Blumenthal did say that comes with "huge political risk," but underlined the importance of forging political common ground to solve the increasingly complex and costly environmental issues associated with our current love affair with fossil fuels.

I'm as much of the problem as anyone. I enjoy a comfortable temperature in my office and at home and drive a car, but then I live in California which has a one-person, one-car requirement. I love the gasoline engine. There's nothing like the sound of my 1974 Superbeetle wasting some kid's tuner.

Schwarzenegger took up the challenge of encouraging clean energy when many leaders let the issue slip down their list of priorities. Arguably, it's a sure-fire winner with jobs, reduced reliance on smog-creating technologies and energy Independence as just some of the incentives.

But change is not easy. Corporations rely on energy delivery systems based on refined oil. It's cheap, it works and it's still available, despite resources everyone knows to be finite. And fracking for natural gas has unearthed massive potential domestic reserves. (An aside: I tend to believe natural gas to be a clean fuel, but then I'm from Alaska.)

Future leaders will have to take up the cause. Consumers also can do their parts by embracing the recent wave of energy efficiency products on store shelves and realizing that smart meters can be used for good, not evil.

In his speech accepting the EPA award, Schwarzenegger talked about blanketing the many warehouses in the state with solar panels, being annoyed with China about bragging about its wind-power efforts and California's clean-tech accomplishments.

On the subject of China, he won a round of applause when he said, "So now we broke ground on the biggest in the world and it's bigger, much bigger than theirs, so I'm very happy about that."

The governor said California has out-sized pull. "We are this little, tiny spot but the power of influence that we have is an equivalent of a whole continent," he said.

We should keep that in mind. Here at SJVCEO offices, we recently experienced an example of the increasing interest in energy efficiency. Co-workers Courtney Kalashian and Maureen Hoff were so successful with a program exchanging old incandescent Christmas lights for strings using light-emitting diodes, which use 70 percent less electricity, that people snapped them all up way faster than expected and keep calling for more.

How the movement to embrace energy efficiency and clean energy will unfold is anybody's guess. My compatriot and fellow ex-newsman Sanford Nax and I talk about this subject continually.

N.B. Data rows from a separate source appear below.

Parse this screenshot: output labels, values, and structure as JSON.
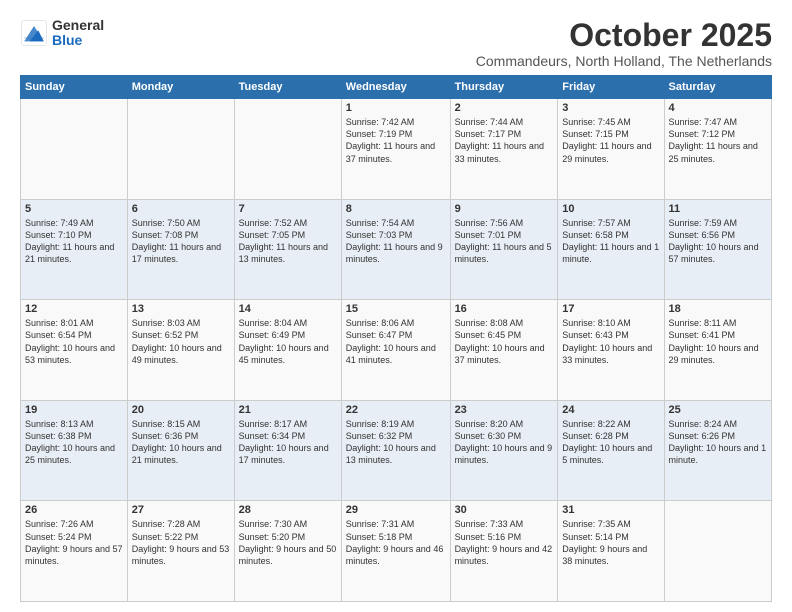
{
  "header": {
    "logo_general": "General",
    "logo_blue": "Blue",
    "month_title": "October 2025",
    "location": "Commandeurs, North Holland, The Netherlands"
  },
  "weekdays": [
    "Sunday",
    "Monday",
    "Tuesday",
    "Wednesday",
    "Thursday",
    "Friday",
    "Saturday"
  ],
  "weeks": [
    [
      {
        "day": "",
        "info": ""
      },
      {
        "day": "",
        "info": ""
      },
      {
        "day": "",
        "info": ""
      },
      {
        "day": "1",
        "info": "Sunrise: 7:42 AM\nSunset: 7:19 PM\nDaylight: 11 hours and 37 minutes."
      },
      {
        "day": "2",
        "info": "Sunrise: 7:44 AM\nSunset: 7:17 PM\nDaylight: 11 hours and 33 minutes."
      },
      {
        "day": "3",
        "info": "Sunrise: 7:45 AM\nSunset: 7:15 PM\nDaylight: 11 hours and 29 minutes."
      },
      {
        "day": "4",
        "info": "Sunrise: 7:47 AM\nSunset: 7:12 PM\nDaylight: 11 hours and 25 minutes."
      }
    ],
    [
      {
        "day": "5",
        "info": "Sunrise: 7:49 AM\nSunset: 7:10 PM\nDaylight: 11 hours and 21 minutes."
      },
      {
        "day": "6",
        "info": "Sunrise: 7:50 AM\nSunset: 7:08 PM\nDaylight: 11 hours and 17 minutes."
      },
      {
        "day": "7",
        "info": "Sunrise: 7:52 AM\nSunset: 7:05 PM\nDaylight: 11 hours and 13 minutes."
      },
      {
        "day": "8",
        "info": "Sunrise: 7:54 AM\nSunset: 7:03 PM\nDaylight: 11 hours and 9 minutes."
      },
      {
        "day": "9",
        "info": "Sunrise: 7:56 AM\nSunset: 7:01 PM\nDaylight: 11 hours and 5 minutes."
      },
      {
        "day": "10",
        "info": "Sunrise: 7:57 AM\nSunset: 6:58 PM\nDaylight: 11 hours and 1 minute."
      },
      {
        "day": "11",
        "info": "Sunrise: 7:59 AM\nSunset: 6:56 PM\nDaylight: 10 hours and 57 minutes."
      }
    ],
    [
      {
        "day": "12",
        "info": "Sunrise: 8:01 AM\nSunset: 6:54 PM\nDaylight: 10 hours and 53 minutes."
      },
      {
        "day": "13",
        "info": "Sunrise: 8:03 AM\nSunset: 6:52 PM\nDaylight: 10 hours and 49 minutes."
      },
      {
        "day": "14",
        "info": "Sunrise: 8:04 AM\nSunset: 6:49 PM\nDaylight: 10 hours and 45 minutes."
      },
      {
        "day": "15",
        "info": "Sunrise: 8:06 AM\nSunset: 6:47 PM\nDaylight: 10 hours and 41 minutes."
      },
      {
        "day": "16",
        "info": "Sunrise: 8:08 AM\nSunset: 6:45 PM\nDaylight: 10 hours and 37 minutes."
      },
      {
        "day": "17",
        "info": "Sunrise: 8:10 AM\nSunset: 6:43 PM\nDaylight: 10 hours and 33 minutes."
      },
      {
        "day": "18",
        "info": "Sunrise: 8:11 AM\nSunset: 6:41 PM\nDaylight: 10 hours and 29 minutes."
      }
    ],
    [
      {
        "day": "19",
        "info": "Sunrise: 8:13 AM\nSunset: 6:38 PM\nDaylight: 10 hours and 25 minutes."
      },
      {
        "day": "20",
        "info": "Sunrise: 8:15 AM\nSunset: 6:36 PM\nDaylight: 10 hours and 21 minutes."
      },
      {
        "day": "21",
        "info": "Sunrise: 8:17 AM\nSunset: 6:34 PM\nDaylight: 10 hours and 17 minutes."
      },
      {
        "day": "22",
        "info": "Sunrise: 8:19 AM\nSunset: 6:32 PM\nDaylight: 10 hours and 13 minutes."
      },
      {
        "day": "23",
        "info": "Sunrise: 8:20 AM\nSunset: 6:30 PM\nDaylight: 10 hours and 9 minutes."
      },
      {
        "day": "24",
        "info": "Sunrise: 8:22 AM\nSunset: 6:28 PM\nDaylight: 10 hours and 5 minutes."
      },
      {
        "day": "25",
        "info": "Sunrise: 8:24 AM\nSunset: 6:26 PM\nDaylight: 10 hours and 1 minute."
      }
    ],
    [
      {
        "day": "26",
        "info": "Sunrise: 7:26 AM\nSunset: 5:24 PM\nDaylight: 9 hours and 57 minutes."
      },
      {
        "day": "27",
        "info": "Sunrise: 7:28 AM\nSunset: 5:22 PM\nDaylight: 9 hours and 53 minutes."
      },
      {
        "day": "28",
        "info": "Sunrise: 7:30 AM\nSunset: 5:20 PM\nDaylight: 9 hours and 50 minutes."
      },
      {
        "day": "29",
        "info": "Sunrise: 7:31 AM\nSunset: 5:18 PM\nDaylight: 9 hours and 46 minutes."
      },
      {
        "day": "30",
        "info": "Sunrise: 7:33 AM\nSunset: 5:16 PM\nDaylight: 9 hours and 42 minutes."
      },
      {
        "day": "31",
        "info": "Sunrise: 7:35 AM\nSunset: 5:14 PM\nDaylight: 9 hours and 38 minutes."
      },
      {
        "day": "",
        "info": ""
      }
    ]
  ]
}
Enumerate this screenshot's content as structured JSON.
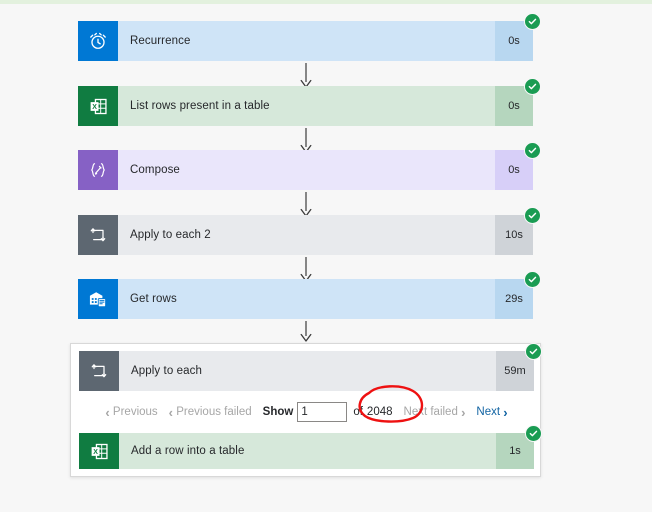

Our topics often concern the future of the industry at large and when it will reach mainstream. Some say it has the potential of an economic gold, or green, rush. Big opportunities. Big jobs.

Yeah, right. Where are they?

So while we ponder such topics, we'll think about people like the outgoing governor of this sunny state of California and wonder what's to come and who will head up the charge to wean this nation from the incredibly costly overseas crude.